· Not only there could be fake NFT company accounts, but NFT artists accounts too. Scammers can pose themselves as a popular NFT artist and try to sell false versions of famous artist pieces at a considerably low price.
· Do not be lured into deep discounts on NFTs as it might be “too good to be true” scenario and probably not true at all.
It sounds like an old term, but still, it is popular. Phishing scam could be identified in terms of fake advertisements, emails, pop ups directing buyers to a fake website. What you must ensure is that not to give your Private Wallet keys to scammers to let them have access to your digital wallets. Any negligence might lead the scammers to obtain your private information and enable them to deplete any NFT collections or cryptocurrency in the digital wallet.
4. Investor Scams
If people remain anonymous when selling or buying NFTs, it is easy to create an attractive project to invest into. Once money is collected, these scammers, just vanish.
5. Pump and Dump

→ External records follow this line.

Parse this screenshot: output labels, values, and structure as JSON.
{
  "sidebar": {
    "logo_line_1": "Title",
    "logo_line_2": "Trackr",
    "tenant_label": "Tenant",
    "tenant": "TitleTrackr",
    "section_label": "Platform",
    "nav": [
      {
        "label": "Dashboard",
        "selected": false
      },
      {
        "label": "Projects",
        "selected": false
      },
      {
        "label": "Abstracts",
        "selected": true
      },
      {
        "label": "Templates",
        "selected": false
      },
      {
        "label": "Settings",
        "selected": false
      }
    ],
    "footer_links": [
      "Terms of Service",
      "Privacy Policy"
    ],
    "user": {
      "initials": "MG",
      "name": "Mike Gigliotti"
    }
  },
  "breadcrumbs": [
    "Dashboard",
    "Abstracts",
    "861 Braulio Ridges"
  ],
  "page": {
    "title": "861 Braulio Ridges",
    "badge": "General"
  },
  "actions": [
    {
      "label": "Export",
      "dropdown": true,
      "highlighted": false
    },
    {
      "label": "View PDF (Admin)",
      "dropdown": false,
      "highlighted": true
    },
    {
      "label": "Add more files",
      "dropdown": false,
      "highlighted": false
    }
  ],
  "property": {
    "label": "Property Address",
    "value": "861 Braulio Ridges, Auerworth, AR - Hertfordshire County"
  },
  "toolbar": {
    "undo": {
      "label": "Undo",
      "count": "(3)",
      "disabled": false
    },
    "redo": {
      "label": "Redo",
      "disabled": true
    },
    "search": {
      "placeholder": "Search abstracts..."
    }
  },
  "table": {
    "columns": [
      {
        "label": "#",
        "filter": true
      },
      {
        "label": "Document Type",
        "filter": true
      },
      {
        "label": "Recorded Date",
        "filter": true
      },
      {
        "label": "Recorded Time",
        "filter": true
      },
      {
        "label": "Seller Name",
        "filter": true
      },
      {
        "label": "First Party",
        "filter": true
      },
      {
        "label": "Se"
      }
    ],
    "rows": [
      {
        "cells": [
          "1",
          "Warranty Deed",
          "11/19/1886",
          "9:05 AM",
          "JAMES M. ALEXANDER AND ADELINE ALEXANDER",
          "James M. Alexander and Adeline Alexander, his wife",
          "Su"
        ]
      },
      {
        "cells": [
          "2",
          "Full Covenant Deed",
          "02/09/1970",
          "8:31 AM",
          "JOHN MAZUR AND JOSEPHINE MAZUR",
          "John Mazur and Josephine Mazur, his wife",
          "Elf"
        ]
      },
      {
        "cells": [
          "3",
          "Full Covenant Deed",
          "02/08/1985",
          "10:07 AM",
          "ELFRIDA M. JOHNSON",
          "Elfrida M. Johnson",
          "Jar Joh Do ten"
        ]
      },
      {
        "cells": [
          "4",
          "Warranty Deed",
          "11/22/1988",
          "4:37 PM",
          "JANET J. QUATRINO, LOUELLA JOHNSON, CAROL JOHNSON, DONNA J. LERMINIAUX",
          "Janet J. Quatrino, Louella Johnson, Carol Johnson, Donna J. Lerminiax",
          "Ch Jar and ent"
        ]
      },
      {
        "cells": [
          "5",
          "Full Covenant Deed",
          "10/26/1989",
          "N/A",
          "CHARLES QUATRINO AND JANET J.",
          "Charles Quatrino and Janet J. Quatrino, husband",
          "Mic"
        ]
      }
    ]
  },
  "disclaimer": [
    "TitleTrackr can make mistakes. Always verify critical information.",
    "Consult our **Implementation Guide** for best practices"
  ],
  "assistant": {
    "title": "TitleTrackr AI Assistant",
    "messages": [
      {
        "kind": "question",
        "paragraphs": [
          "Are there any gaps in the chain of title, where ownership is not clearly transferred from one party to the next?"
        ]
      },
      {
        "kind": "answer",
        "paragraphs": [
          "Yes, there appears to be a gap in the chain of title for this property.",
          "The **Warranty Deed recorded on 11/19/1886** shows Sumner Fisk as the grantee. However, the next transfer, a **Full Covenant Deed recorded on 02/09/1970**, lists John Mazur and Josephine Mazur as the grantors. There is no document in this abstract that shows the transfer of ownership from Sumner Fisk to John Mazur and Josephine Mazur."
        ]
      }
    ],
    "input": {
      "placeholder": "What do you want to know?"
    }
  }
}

This is a type of scam where, in order to escalate the price up for demand, the scammers buy large amounts of cryptocurrency. Once the price increases, they sell the holdings to cash out on gains, while everyone else loses.
These are few of the key areas which trigger NFT scams. I feel this blog would help my readers to gain more insight into these NFT scams and help them consider the important factors as outlined above to broaden their perspective and be more cautious in preventing NFT scams on social media.
Always conduct a thorough research, being wary of too-good-to-be-true offers and use trusted platforms.
You are a real artist, and a true buyer will value your creation. The trustworthy will go above and beyond to secure your favorite masterpiece and no matter what the price be, you will be paid a real currency that is genuine, has credibility to be used in market as real money, with no fake strings attached to it.
This is your Blogger “Charu” on behalf of my artist Amogh Katyayan.
Few words about my artist Amogh Katyatan:
Amogh is an artist who has gathered all his artistic abilities to transform his passion of visualizing concepts into reality by portraying them on the canvas.
His desire is always to produce the work of art that reflects his ultimate passion, the way he looks at things, the way he analyzes the characters, and how he portrays himself. This all is reflected in his paintings. Each of his painting narrates a story.
While you are here, try to visualize what he might be representing in his work of art.